The German Tank problem has an additional complication, in that a true uniform probability distribution isn’t even possible. There are infinite possible values of N, so if we tried to construct a uniform probability distribution, we would end up with P(N) = 0 everywhere–not a valid probability distribution. One way to deal with this is to place an upper bound on N; for example, allowing N to be uniformly distributed between 1 and Ω. This is the choice that Wikipedia makes, but this leads Wikipedia to the conclusion that the expected number of tanks depends on our choice of Ω. Furthermore, as Ω goes to infinity, the expected number of tanks goes to infinity as well.

Philosophically, P(N) is said to represent your “belief” in N. So the many possible choices of P(N) may reflect the fact that we have different starting beliefs. Generally speaking, Bayesian analysis is most compelling when it a) works for a variety of choices of P(N), or b) P(N) is grounded in some external knowledge, such as an analysis of how many tanks it would be reasonable to produce.

**Summary**

The German Tank problem is a basic statistics question that can be used to illustrate both the Bayesian and frequentist approaches. The Bayesian approach gives the more concrete solution, in the form of the expected value of the number of tanks. However, the solution depends on additional assumptions, and unfortunately there is no neutral choice of assumptions available. The frequentist approach does not use any additional assumptions, and provides an estimator with a simple form, equal to twice the observed ID number. However, this estimator can be confusing to interpret, and it is technically incorrect to describe it as the expected number of tanks.

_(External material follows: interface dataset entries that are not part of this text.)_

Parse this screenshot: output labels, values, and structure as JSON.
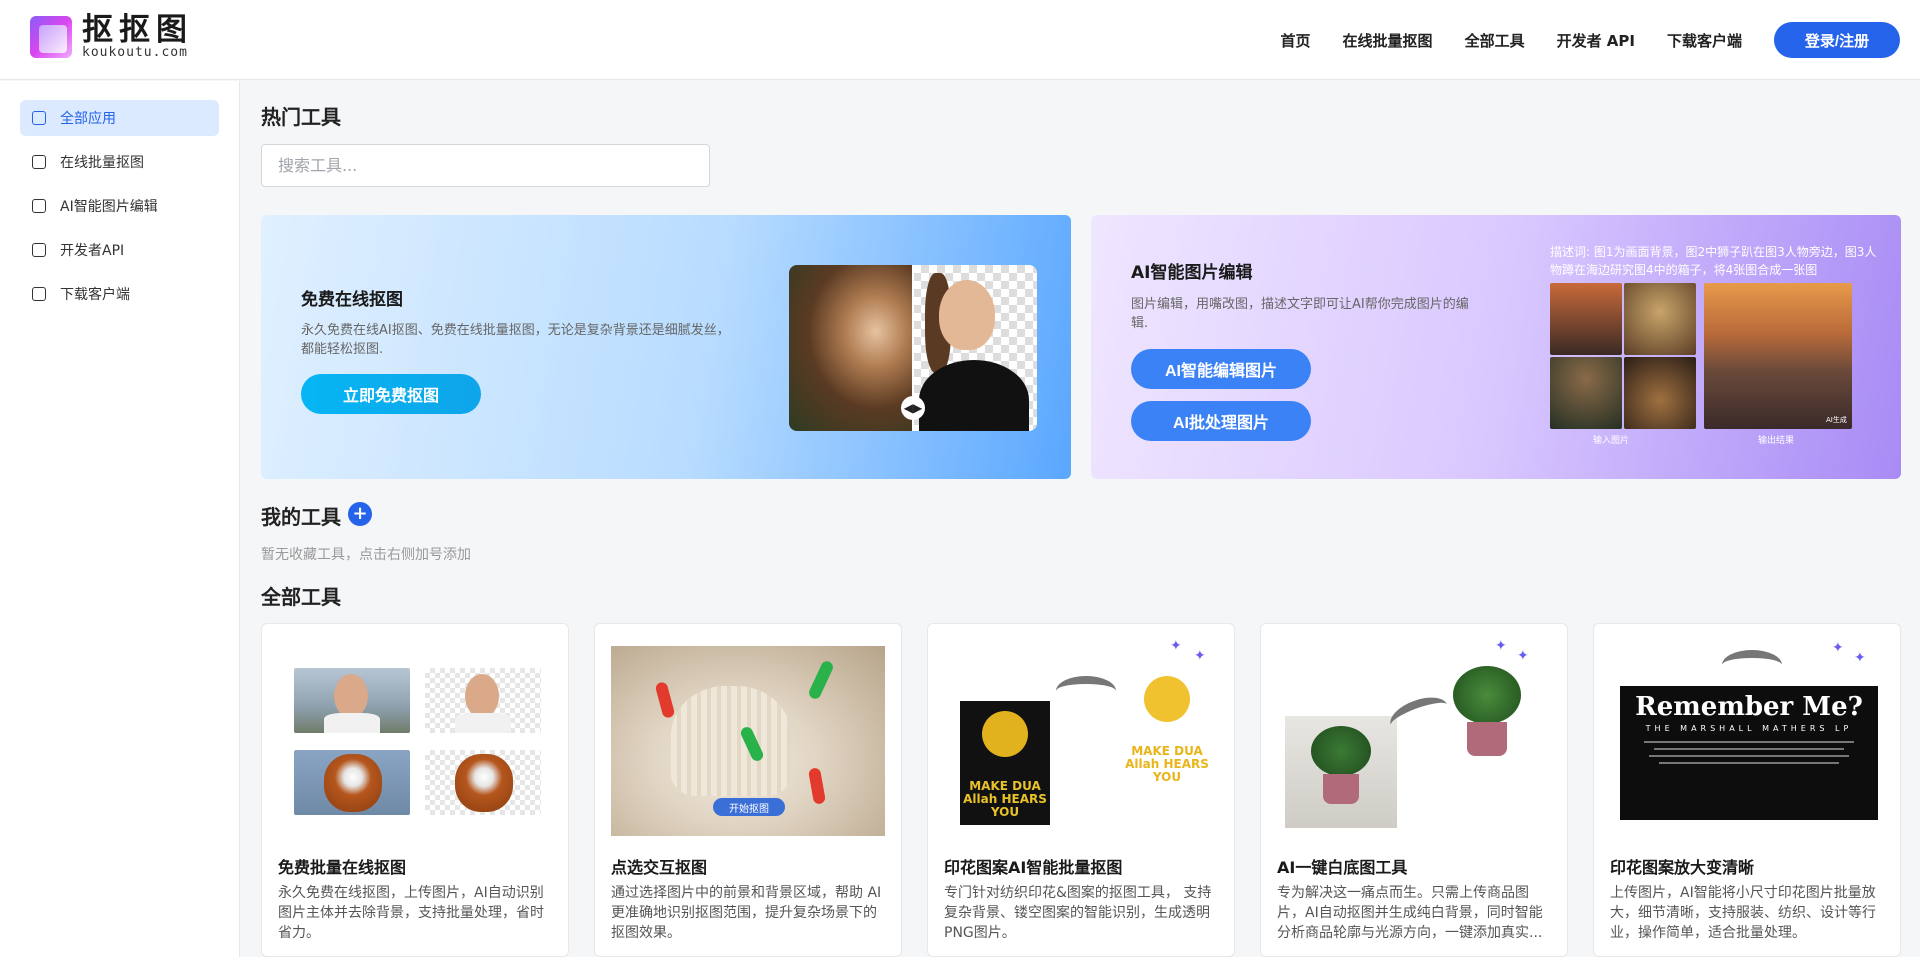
{
  "header": {
    "logo_cn": "抠抠图",
    "logo_en": "koukoutu.com",
    "nav": [
      "首页",
      "在线批量抠图",
      "全部工具",
      "开发者 API",
      "下载客户端"
    ],
    "login_label": "登录/注册"
  },
  "sidebar": {
    "items": [
      {
        "label": "全部应用",
        "icon": "home-icon"
      },
      {
        "label": "在线批量抠图",
        "icon": "portrait-icon"
      },
      {
        "label": "AI智能图片编辑",
        "icon": "edit-icon"
      },
      {
        "label": "开发者API",
        "icon": "api-icon"
      },
      {
        "label": "下载客户端",
        "icon": "download-icon"
      }
    ]
  },
  "main": {
    "hot_title": "热门工具",
    "search_placeholder": "搜索工具...",
    "banner_left": {
      "title": "免费在线抠图",
      "desc": "永久免费在线AI抠图、免费在线批量抠图，无论是复杂背景还是细腻发丝，都能轻松抠图.",
      "button": "立即免费抠图"
    },
    "banner_right": {
      "title": "AI智能图片编辑",
      "desc": "图片编辑，用嘴改图，描述文字即可让AI帮你完成图片的编辑.",
      "button1": "AI智能编辑图片",
      "button2": "AI批处理图片",
      "caption": "描述词: 图1为画面背景，图2中狮子趴在图3人物旁边，图3人物蹲在海边研究图4中的箱子，将4张图合成一张图",
      "input_label": "输入图片",
      "output_label": "输出结果",
      "ai_tag": "AI生成"
    },
    "my_tools_title": "我的工具",
    "my_tools_empty": "暂无收藏工具，点击右侧加号添加",
    "all_tools_title": "全部工具",
    "cards": [
      {
        "title": "免费批量在线抠图",
        "desc": "永久免费在线抠图，上传图片，AI自动识别图片主体并去除背景，支持批量处理，省时省力。"
      },
      {
        "title": "点选交互抠图",
        "desc": "通过选择图片中的前景和背景区域，帮助 AI 更准确地识别抠图范围，提升复杂场景下的抠图效果。",
        "overlay": "开始抠图"
      },
      {
        "title": "印花图案AI智能批量抠图",
        "desc": "专门针对纺织印花&图案的抠图工具， 支持复杂背景、镂空图案的智能识别，生成透明PNG图片。",
        "art_text": "MAKE DUA Allah HEARS YOU"
      },
      {
        "title": "AI一键白底图工具",
        "desc": "专为解决这一痛点而生。只需上传商品图片，AI自动抠图并生成纯白背景，同时智能分析商品轮廓与光源方向，一键添加真实..."
      },
      {
        "title": "印花图案放大变清晰",
        "desc": "上传图片，AI智能将小尺寸印花图片批量放大，细节清晰，支持服装、纺织、设计等行业，操作简单，适合批量处理。",
        "art_title": "Remember Me?",
        "art_sub": "THE MARSHALL MATHERS LP"
      }
    ]
  },
  "colors": {
    "accent": "#2563eb",
    "sidebar_active_bg": "#dbeafe",
    "cyan_button": "#0ea5e9"
  }
}
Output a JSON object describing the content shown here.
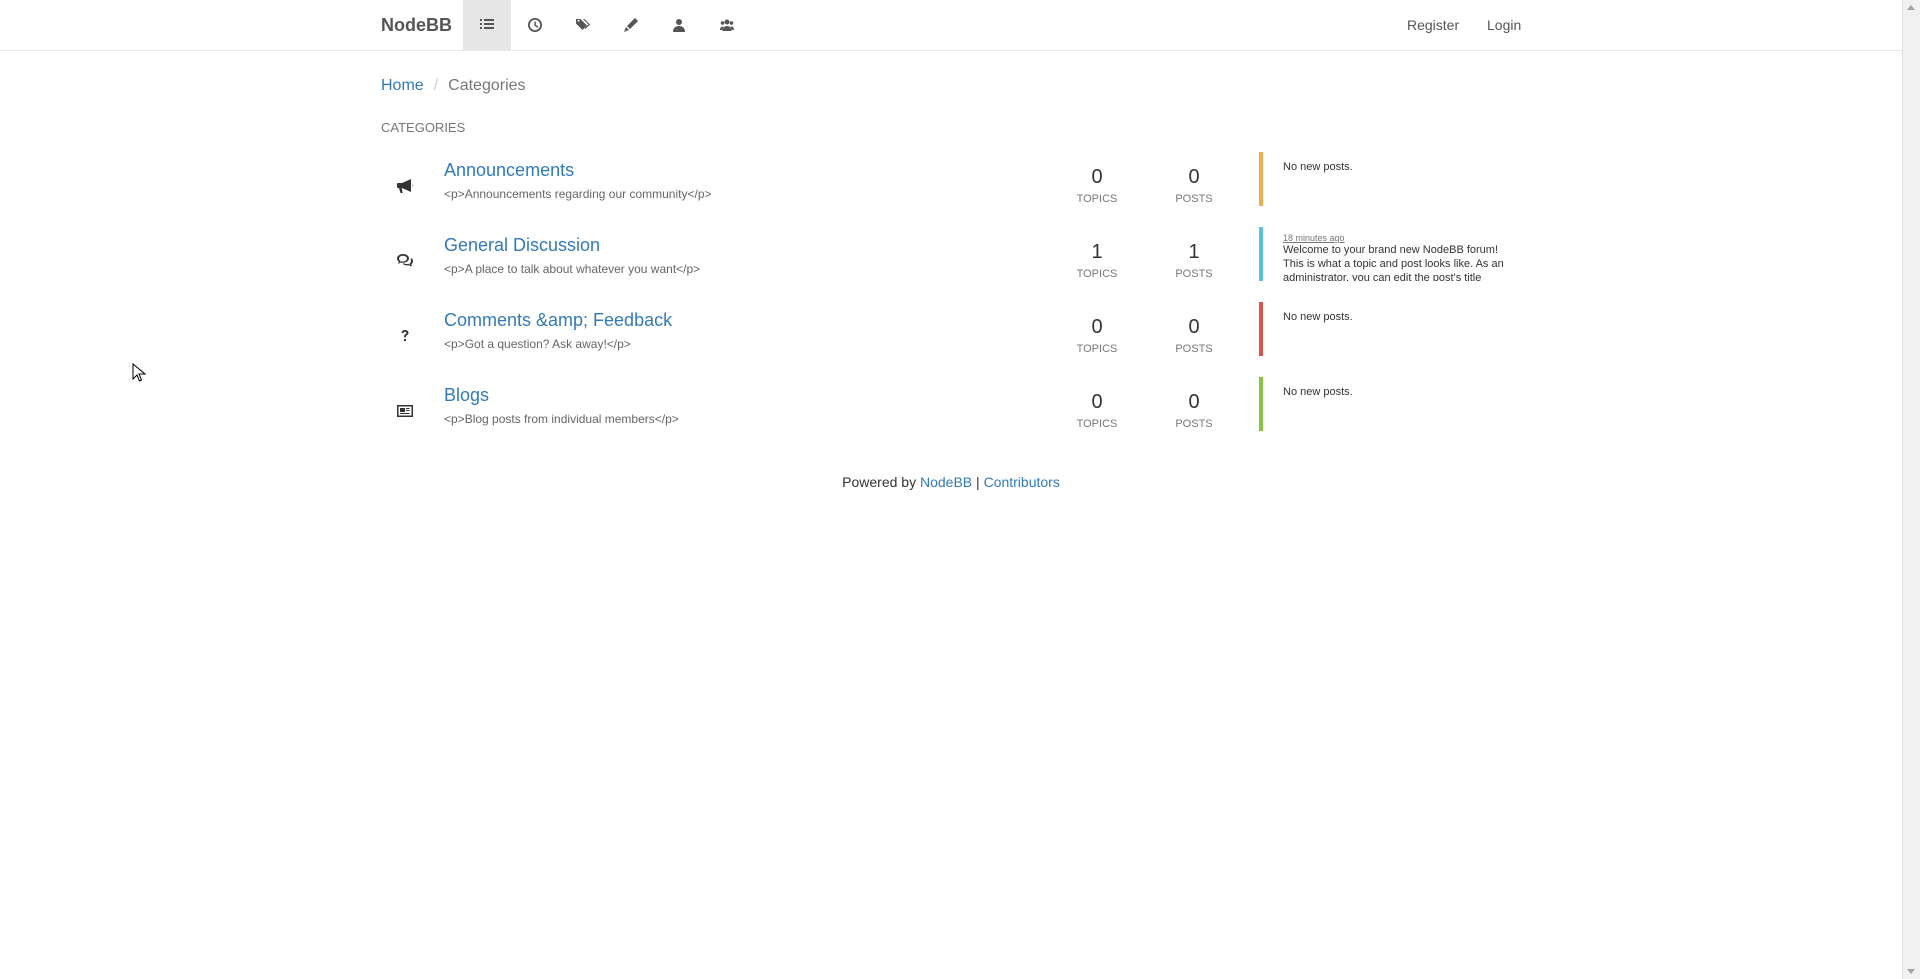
{
  "navbar": {
    "brand": "NodeBB",
    "icons": [
      "categories-icon",
      "recent-icon",
      "tags-icon",
      "popular-icon",
      "users-icon",
      "groups-icon"
    ],
    "register_label": "Register",
    "login_label": "Login"
  },
  "breadcrumb": {
    "home": "Home",
    "separator": "/",
    "current": "Categories"
  },
  "section_title": "CATEGORIES",
  "categories": [
    {
      "name": "Announcements",
      "description": "<p>Announcements regarding our community</p>",
      "icon": "bullhorn-icon",
      "topics": "0",
      "posts": "0",
      "topics_label": "TOPICS",
      "posts_label": "POSTS",
      "color": "#f0ad4e",
      "teaser": "No new posts."
    },
    {
      "name": "General Discussion",
      "description": "<p>A place to talk about whatever you want</p>",
      "icon": "comments-icon",
      "topics": "1",
      "posts": "1",
      "topics_label": "TOPICS",
      "posts_label": "POSTS",
      "color": "#5bc0de",
      "teaser_time": "18 minutes ago",
      "teaser_body": "Welcome to your brand new NodeBB forum! This is what a topic and post looks like. As an administrator, you can edit the post's title"
    },
    {
      "name": "Comments &amp; Feedback",
      "description": "<p>Got a question? Ask away!</p>",
      "icon": "question-icon",
      "topics": "0",
      "posts": "0",
      "topics_label": "TOPICS",
      "posts_label": "POSTS",
      "color": "#d9534f",
      "teaser": "No new posts."
    },
    {
      "name": "Blogs",
      "description": "<p>Blog posts from individual members</p>",
      "icon": "newspaper-icon",
      "topics": "0",
      "posts": "0",
      "topics_label": "TOPICS",
      "posts_label": "POSTS",
      "color": "#86c541",
      "teaser": "No new posts."
    }
  ],
  "footer": {
    "prefix": "Powered by",
    "nodebb_link": "NodeBB",
    "separator": "|",
    "contributors_link": "Contributors"
  }
}
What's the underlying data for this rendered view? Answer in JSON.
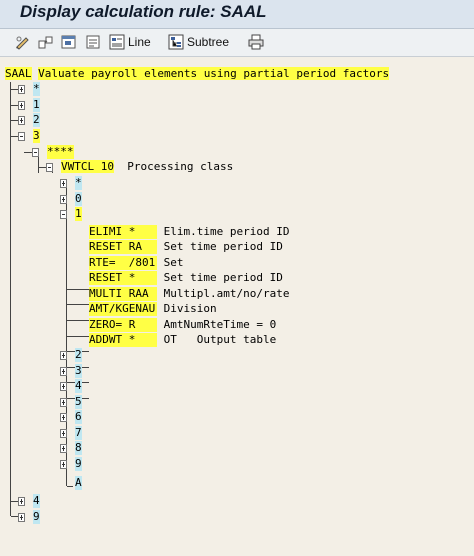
{
  "window": {
    "title": "Display calculation rule: SAAL"
  },
  "toolbar": {
    "icons": [
      "pencil-icon",
      "toggle-display-change-icon",
      "other-object-icon",
      "documentation-icon"
    ],
    "line_label": "Line",
    "subtree_label": "Subtree",
    "print_icon": "printer-icon"
  },
  "tree": {
    "root": {
      "name": "SAAL",
      "text": "Valuate payroll elements using partial period factors"
    },
    "rule_nodes": [
      "*",
      "1",
      "2",
      "3",
      "****",
      "4",
      "9"
    ],
    "operation": {
      "name": "VWTCL 10",
      "text": "Processing class"
    },
    "value_nodes": [
      "*",
      "0",
      "1",
      "2",
      "3",
      "4",
      "5",
      "6",
      "7",
      "8",
      "9",
      "A"
    ],
    "operations": [
      {
        "op": "ELIMI *",
        "text": "Elim.time period ID"
      },
      {
        "op": "RESET RA",
        "text": "Set time period ID"
      },
      {
        "op": "RTE=  /801",
        "text": "Set"
      },
      {
        "op": "RESET *",
        "text": "Set time period ID"
      },
      {
        "op": "MULTI RAA",
        "text": "Multipl.amt/no/rate"
      },
      {
        "op": "AMT/KGENAU",
        "text": "Division"
      },
      {
        "op": "ZERO= R",
        "text": "AmtNumRteTime = 0"
      },
      {
        "op": "ADDWT *",
        "text": "OT   Output table"
      }
    ]
  },
  "colors": {
    "highlight_yellow": "#ffff45",
    "highlight_cyan": "#bfe7f1",
    "tree_background": "#f3efe6",
    "titlebar": "#dbe4ee"
  }
}
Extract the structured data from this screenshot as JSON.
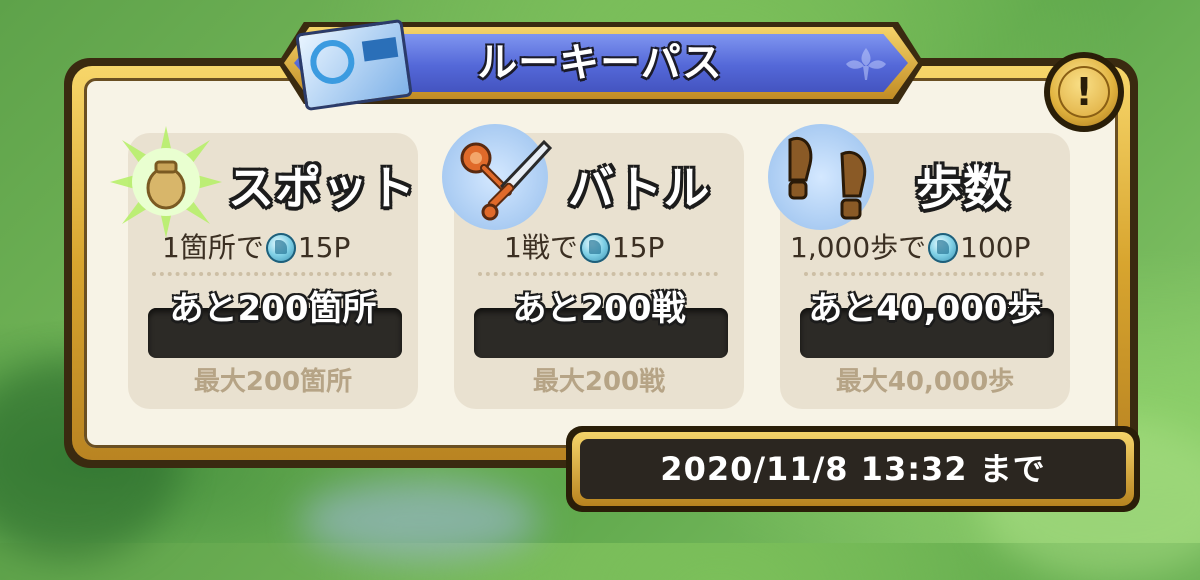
{
  "title": "ルーキーパス",
  "info_button": "!",
  "cards": [
    {
      "name": "スポット",
      "rate_prefix": "1箇所で",
      "rate_points": "15P",
      "remaining": "あと200箇所",
      "max": "最大200箇所",
      "icon": "pot-icon"
    },
    {
      "name": "バトル",
      "rate_prefix": "1戦で",
      "rate_points": "15P",
      "remaining": "あと200戦",
      "max": "最大200戦",
      "icon": "sword-icon"
    },
    {
      "name": "歩数",
      "rate_prefix": "1,000歩で",
      "rate_points": "100P",
      "remaining": "あと40,000歩",
      "max": "最大40,000歩",
      "icon": "footprints-icon"
    }
  ],
  "deadline": "2020/11/8 13:32 まで",
  "colors": {
    "banner_blue": "#5468d8",
    "frame_gold": "#d8a52f",
    "panel_bg": "#f7f3e6",
    "card_bg": "#e9e1d0",
    "max_text": "#b6a486"
  }
}
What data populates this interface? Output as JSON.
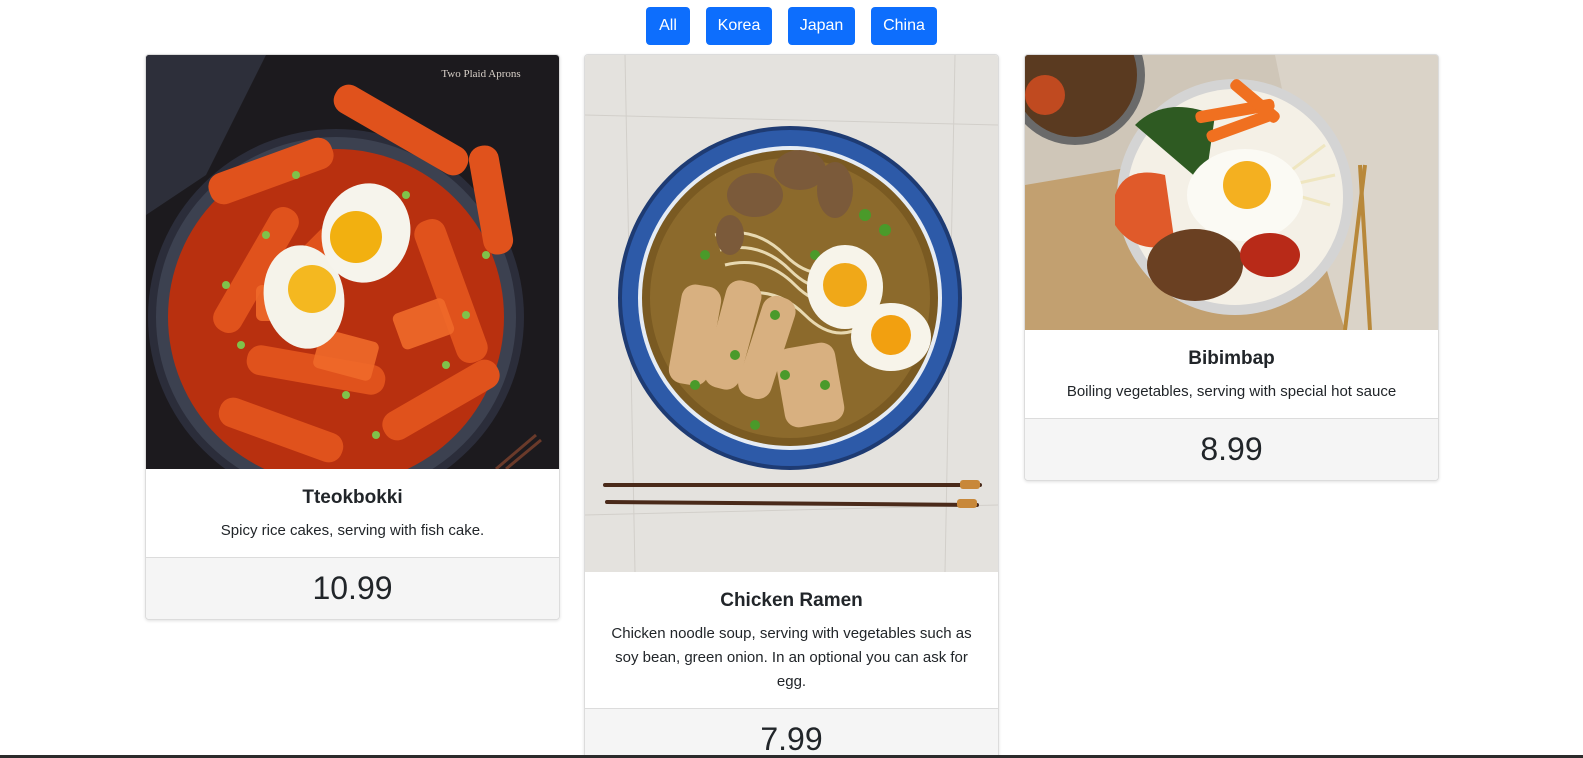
{
  "filters": [
    {
      "label": "All"
    },
    {
      "label": "Korea"
    },
    {
      "label": "Japan"
    },
    {
      "label": "China"
    }
  ],
  "colors": {
    "button": "#0d6efd",
    "footer_bg": "#f5f5f5"
  },
  "cards": [
    {
      "title": "Tteokbokki",
      "description": "Spicy rice cakes, serving with fish cake.",
      "price": "10.99",
      "image_watermark": "Two Plaid Aprons"
    },
    {
      "title": "Chicken Ramen",
      "description": "Chicken noodle soup, serving with vegetables such as soy bean, green onion. In an optional you can ask for egg.",
      "price": "7.99"
    },
    {
      "title": "Bibimbap",
      "description": "Boiling vegetables, serving with special hot sauce",
      "price": "8.99"
    }
  ]
}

Intransitive says

Wouldn’t this allow for reasonable estimates as a basis for determining the number? Commercial planes would normally number in the hundreds, military planes in the thousands, tank ten thousands, cars hundreds of thousands, rifles millions. etc.

If you saw a tank with a three digit number, you might expect more. With a six digit number, you might expect it’s near last.

Siggy says

@Intransitive,

Yes exactly. Some external knowledge or intuition is quite valuable for this problem. The Bayes approach is a mathematical formalization of that idea.

JM says

I think the best answer is that this is one of those problem where there is not enough information for a meaningful answer. Statistical methods give answers but the upwards margin of error is unlimited and flat, the answer doesn’t really give you any useful information.

Frederic Bourgault-Christie says

@3: Well, if you literally had to make the guess in the dark, you would want one of the options, and there are situations where we actually need to make these kinds of guesses. But it is very true that this is a situation where you have two bad choices and what you’re doing is prioritizing what kinds of risks you care about.

JM says

@4 Frederic Bourgault-Christie: If your applying this to a real world problem there is always more information but you also have more problems. The various things Intransitive noted about putting the information in a real world context let you put some sensible limits on the numbers. In the real world you also face the problem that the numbers can be deceptive and the whole situation could be intentional deception. At a simple practical level serial numbers often don’t start at 1. At the deceptive end your enemy could be leaking information about weapon systems that don’t actually exist.

Christoph Hanck says

Re “Furthermore, as Ω goes to infinity, the expected number of tanks goes to infinity as well.” I agree that the discussion of the prior part is a bit confusing (at least to me). But “replacing” Ω with infinity in the calculations on the Wiki page do lead to a finite posterior mean, no?

Siggy says

@Christoph Hanck,

Here’s the equation I’m looking at. Under the “one tank” section, the expected number of tanks is given by the last equation:

(Ω-m)/log((Ω-1)/(m-1))

If you take the limit as Ω goes to infinity, this quantity diverges to infinity.

Christoph Hanck says

I see – I was referring to the many tanks solution (m-1)(k-1)/(k-2), so that should explain it – thanks!